Component data from apps and pages

====

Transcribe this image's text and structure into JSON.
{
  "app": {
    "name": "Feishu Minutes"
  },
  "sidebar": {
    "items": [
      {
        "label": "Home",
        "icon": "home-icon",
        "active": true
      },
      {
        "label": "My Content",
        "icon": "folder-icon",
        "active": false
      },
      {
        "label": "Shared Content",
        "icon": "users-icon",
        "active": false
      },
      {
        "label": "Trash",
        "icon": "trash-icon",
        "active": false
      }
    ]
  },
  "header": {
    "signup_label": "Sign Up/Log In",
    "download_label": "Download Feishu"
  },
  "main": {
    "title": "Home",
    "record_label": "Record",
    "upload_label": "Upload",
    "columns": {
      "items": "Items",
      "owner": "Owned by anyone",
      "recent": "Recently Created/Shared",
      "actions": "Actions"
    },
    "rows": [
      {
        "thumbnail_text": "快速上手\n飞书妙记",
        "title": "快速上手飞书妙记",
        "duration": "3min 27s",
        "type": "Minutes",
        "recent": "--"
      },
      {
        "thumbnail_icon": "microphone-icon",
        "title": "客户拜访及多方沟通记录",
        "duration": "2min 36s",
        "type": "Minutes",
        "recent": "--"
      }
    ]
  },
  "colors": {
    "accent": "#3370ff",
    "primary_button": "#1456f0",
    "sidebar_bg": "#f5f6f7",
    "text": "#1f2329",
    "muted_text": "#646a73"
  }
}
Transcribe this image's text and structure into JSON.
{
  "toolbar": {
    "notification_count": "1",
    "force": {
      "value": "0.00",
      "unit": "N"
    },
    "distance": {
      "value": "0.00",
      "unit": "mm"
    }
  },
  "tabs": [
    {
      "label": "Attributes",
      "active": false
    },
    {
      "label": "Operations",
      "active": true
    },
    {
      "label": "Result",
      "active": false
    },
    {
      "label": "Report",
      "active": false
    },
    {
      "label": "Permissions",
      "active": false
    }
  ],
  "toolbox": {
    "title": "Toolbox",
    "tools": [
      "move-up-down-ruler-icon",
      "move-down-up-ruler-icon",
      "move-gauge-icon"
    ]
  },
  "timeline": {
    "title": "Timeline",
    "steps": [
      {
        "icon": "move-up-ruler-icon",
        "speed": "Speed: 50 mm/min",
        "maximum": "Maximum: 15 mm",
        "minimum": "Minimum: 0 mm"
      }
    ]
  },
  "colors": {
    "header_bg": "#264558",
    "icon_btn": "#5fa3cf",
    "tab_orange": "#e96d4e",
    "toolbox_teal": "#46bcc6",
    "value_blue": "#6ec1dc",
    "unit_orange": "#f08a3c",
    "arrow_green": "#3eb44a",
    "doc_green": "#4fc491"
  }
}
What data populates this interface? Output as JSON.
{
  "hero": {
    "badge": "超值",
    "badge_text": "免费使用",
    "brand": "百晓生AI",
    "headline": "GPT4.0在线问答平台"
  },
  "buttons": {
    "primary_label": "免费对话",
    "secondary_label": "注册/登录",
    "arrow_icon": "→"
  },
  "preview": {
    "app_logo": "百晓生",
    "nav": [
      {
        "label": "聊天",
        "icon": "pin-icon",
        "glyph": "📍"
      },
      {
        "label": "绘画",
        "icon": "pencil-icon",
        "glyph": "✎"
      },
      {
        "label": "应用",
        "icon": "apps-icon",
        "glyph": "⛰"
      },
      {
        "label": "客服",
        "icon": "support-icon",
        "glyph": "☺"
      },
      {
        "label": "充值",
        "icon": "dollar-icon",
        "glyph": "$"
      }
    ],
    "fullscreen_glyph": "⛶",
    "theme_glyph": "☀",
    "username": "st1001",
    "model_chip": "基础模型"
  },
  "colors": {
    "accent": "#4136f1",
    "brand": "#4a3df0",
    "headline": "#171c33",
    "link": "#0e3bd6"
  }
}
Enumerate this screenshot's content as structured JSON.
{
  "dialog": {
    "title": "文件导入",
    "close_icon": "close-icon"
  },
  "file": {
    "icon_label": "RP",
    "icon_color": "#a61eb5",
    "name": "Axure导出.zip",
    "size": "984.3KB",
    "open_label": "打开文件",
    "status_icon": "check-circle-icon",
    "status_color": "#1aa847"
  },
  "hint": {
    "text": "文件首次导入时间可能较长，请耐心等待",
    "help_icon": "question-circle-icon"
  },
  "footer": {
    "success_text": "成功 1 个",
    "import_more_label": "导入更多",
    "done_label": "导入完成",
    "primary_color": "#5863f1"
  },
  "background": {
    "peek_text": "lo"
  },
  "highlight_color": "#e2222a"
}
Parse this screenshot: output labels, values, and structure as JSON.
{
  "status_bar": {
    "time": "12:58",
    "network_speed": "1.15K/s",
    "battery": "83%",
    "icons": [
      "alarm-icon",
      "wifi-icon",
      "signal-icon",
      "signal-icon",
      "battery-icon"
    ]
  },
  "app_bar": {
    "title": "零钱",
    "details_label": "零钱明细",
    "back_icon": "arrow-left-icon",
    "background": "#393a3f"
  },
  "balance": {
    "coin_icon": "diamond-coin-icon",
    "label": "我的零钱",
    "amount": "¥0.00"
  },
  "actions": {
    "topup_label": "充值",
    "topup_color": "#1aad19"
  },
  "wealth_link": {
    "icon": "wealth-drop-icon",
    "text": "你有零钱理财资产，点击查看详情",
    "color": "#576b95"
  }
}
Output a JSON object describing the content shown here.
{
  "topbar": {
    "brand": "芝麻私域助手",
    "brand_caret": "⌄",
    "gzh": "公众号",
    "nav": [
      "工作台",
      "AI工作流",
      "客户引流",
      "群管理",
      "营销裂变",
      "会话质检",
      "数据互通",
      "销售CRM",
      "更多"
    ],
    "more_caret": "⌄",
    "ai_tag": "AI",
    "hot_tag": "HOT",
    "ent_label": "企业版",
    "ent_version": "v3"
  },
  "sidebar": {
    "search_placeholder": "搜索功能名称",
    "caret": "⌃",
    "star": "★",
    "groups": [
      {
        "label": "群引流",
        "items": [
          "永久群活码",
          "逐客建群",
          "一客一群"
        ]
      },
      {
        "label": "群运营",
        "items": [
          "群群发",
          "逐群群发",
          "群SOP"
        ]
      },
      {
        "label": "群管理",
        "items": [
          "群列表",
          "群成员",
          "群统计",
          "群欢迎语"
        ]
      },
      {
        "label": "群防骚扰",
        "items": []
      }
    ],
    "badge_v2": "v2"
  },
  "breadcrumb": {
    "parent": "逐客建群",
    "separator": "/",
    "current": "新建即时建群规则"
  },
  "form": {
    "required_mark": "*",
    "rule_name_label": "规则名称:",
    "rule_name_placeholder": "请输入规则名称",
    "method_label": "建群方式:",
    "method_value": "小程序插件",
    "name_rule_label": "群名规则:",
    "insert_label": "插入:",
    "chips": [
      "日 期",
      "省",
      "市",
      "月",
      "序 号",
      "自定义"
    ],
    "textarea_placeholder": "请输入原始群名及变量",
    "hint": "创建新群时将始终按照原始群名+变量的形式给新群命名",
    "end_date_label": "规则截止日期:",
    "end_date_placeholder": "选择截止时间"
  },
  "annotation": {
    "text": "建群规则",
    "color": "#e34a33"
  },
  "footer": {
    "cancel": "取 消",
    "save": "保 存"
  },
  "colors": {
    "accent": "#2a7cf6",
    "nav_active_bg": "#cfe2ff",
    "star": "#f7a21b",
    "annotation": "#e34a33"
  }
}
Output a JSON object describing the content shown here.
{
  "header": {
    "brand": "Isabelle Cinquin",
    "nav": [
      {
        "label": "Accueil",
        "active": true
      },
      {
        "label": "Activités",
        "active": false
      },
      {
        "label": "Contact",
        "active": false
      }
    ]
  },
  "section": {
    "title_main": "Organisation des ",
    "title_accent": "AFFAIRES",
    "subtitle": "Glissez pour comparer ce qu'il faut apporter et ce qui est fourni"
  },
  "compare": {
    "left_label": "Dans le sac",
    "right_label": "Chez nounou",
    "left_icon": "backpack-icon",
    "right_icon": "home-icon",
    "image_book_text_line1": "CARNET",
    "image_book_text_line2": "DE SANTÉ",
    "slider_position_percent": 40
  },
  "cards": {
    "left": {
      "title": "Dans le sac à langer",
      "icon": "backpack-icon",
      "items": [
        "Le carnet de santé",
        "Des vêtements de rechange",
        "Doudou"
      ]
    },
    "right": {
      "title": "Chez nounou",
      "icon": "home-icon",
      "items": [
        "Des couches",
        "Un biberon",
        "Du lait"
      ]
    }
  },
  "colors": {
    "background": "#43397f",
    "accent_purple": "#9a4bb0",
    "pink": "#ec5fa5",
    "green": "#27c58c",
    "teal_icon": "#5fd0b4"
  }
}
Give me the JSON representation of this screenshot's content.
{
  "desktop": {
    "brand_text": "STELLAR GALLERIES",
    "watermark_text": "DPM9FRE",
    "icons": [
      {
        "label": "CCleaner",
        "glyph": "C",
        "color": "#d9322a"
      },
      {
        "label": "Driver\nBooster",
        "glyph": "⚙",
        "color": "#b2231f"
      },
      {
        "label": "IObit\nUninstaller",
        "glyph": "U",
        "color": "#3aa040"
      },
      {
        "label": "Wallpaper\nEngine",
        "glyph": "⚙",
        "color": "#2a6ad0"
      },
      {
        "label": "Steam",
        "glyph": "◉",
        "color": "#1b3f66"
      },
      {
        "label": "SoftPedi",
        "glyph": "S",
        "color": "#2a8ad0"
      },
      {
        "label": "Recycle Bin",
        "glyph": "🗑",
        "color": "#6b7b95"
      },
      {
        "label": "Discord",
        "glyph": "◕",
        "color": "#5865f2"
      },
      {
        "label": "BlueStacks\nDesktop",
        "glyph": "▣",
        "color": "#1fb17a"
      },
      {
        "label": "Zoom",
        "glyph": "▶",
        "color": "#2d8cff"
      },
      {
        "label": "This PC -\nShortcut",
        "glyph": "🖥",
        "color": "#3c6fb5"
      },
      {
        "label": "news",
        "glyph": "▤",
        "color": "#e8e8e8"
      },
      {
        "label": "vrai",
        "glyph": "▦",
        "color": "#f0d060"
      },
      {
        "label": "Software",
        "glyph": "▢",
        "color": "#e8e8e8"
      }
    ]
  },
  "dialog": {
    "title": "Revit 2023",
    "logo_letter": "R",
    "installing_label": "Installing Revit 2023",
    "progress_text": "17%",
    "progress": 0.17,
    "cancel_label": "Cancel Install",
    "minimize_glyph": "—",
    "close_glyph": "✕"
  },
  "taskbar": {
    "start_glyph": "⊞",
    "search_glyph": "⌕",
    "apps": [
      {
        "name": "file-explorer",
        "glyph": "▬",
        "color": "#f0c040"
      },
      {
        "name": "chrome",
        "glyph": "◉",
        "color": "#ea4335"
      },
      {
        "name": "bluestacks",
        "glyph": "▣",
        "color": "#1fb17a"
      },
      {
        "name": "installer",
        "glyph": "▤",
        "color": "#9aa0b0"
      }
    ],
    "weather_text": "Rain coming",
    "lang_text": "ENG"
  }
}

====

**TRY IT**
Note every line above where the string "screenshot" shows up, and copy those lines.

**EXERCISE RESULT**
Enumerate this screenshot's content as structured JSON.
Parse this screenshot: output labels, values, and structure as JSON.
Give me the JSON representation of this screenshot's content.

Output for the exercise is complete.